January 24, 2014
When Ellen DeGeneres shined her spotlight on Nest’s “learning thermostat,” she was only foreshadowing the attention that the smart home device maker would soon receive. Google’s recent decision to acquire Nest Labs has sparked questions in the marketplace ranging from privacy concerns to marketing implications and everything in between.
But with these questions comes a recognition that the once-imagined future is less distant than we may think. A digitally enabled household no longer means simply maintaining a personal Internet connection or even syncing portable devices to a home network. Now, the digital home is becoming a conscious home — one that adapts and responds according to our behavior.
Cutting-edge devices like the smart thermostat might be low on the adoption curve today, but consumer appetite is evident. Forrester’s Consumer Technographics® data shows that more than a third of US online adults are interested in using technology to remotely control their home’s lighting, energy, and security:

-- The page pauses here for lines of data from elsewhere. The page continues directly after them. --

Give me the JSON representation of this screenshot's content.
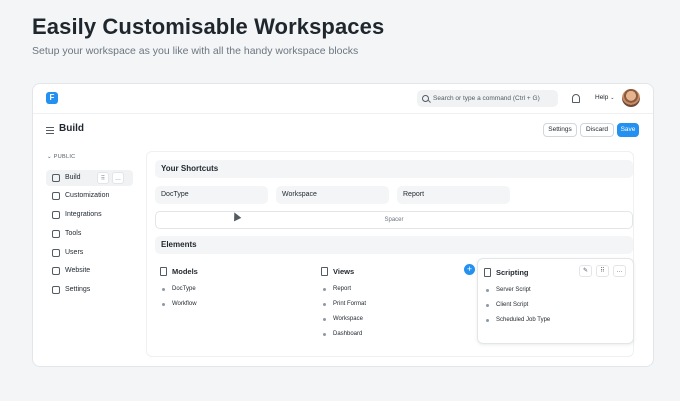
{
  "hero": {
    "title": "Easily Customisable Workspaces",
    "subtitle": "Setup your workspace as you like with all the handy workspace blocks"
  },
  "navbar": {
    "logo_letter": "F",
    "search_placeholder": "Search or type a command (Ctrl + G)",
    "help_label": "Help"
  },
  "page": {
    "title": "Build",
    "settings_label": "Settings",
    "discard_label": "Discard",
    "save_label": "Save"
  },
  "sidebar": {
    "section_label": "PUBLIC",
    "items": [
      {
        "label": "Build",
        "icon": "tool-icon"
      },
      {
        "label": "Customization",
        "icon": "customization-icon"
      },
      {
        "label": "Integrations",
        "icon": "integrations-icon"
      },
      {
        "label": "Tools",
        "icon": "tools-icon"
      },
      {
        "label": "Users",
        "icon": "users-icon"
      },
      {
        "label": "Website",
        "icon": "website-icon"
      },
      {
        "label": "Settings",
        "icon": "settings-icon"
      }
    ],
    "drag_glyph": "⠿",
    "more_glyph": "…"
  },
  "content": {
    "shortcuts_header": "Your Shortcuts",
    "shortcuts": [
      "DocType",
      "Workspace",
      "Report"
    ],
    "spacer_label": "Spacer",
    "elements_header": "Elements",
    "cards": [
      {
        "title": "Models",
        "links": [
          "DocType",
          "Workflow"
        ]
      },
      {
        "title": "Views",
        "links": [
          "Report",
          "Print Format",
          "Workspace",
          "Dashboard"
        ]
      },
      {
        "title": "Scripting",
        "links": [
          "Server Script",
          "Client Script",
          "Scheduled Job Type"
        ]
      }
    ],
    "add_glyph": "+",
    "edit_glyph": "✎"
  },
  "colors": {
    "accent": "#2490ef",
    "background": "#f4f5f6"
  }
}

The poet Emily Dickinson once said “Where thou art — that is home,” and, in some ways, her statement is far more futuristic than she intended. As smart devices increasingly become part of the furniture (no pun intended), individuals will have the capacity to connect with their houses regardless of location. In her recent report, my colleague Gina Fleming predicts that, ultimately, “the digital home won’t be a location but an individual, who will become the connector across different devices.” The number of these everyday devices will continue to grow — and will continue to connect consumers across time and place.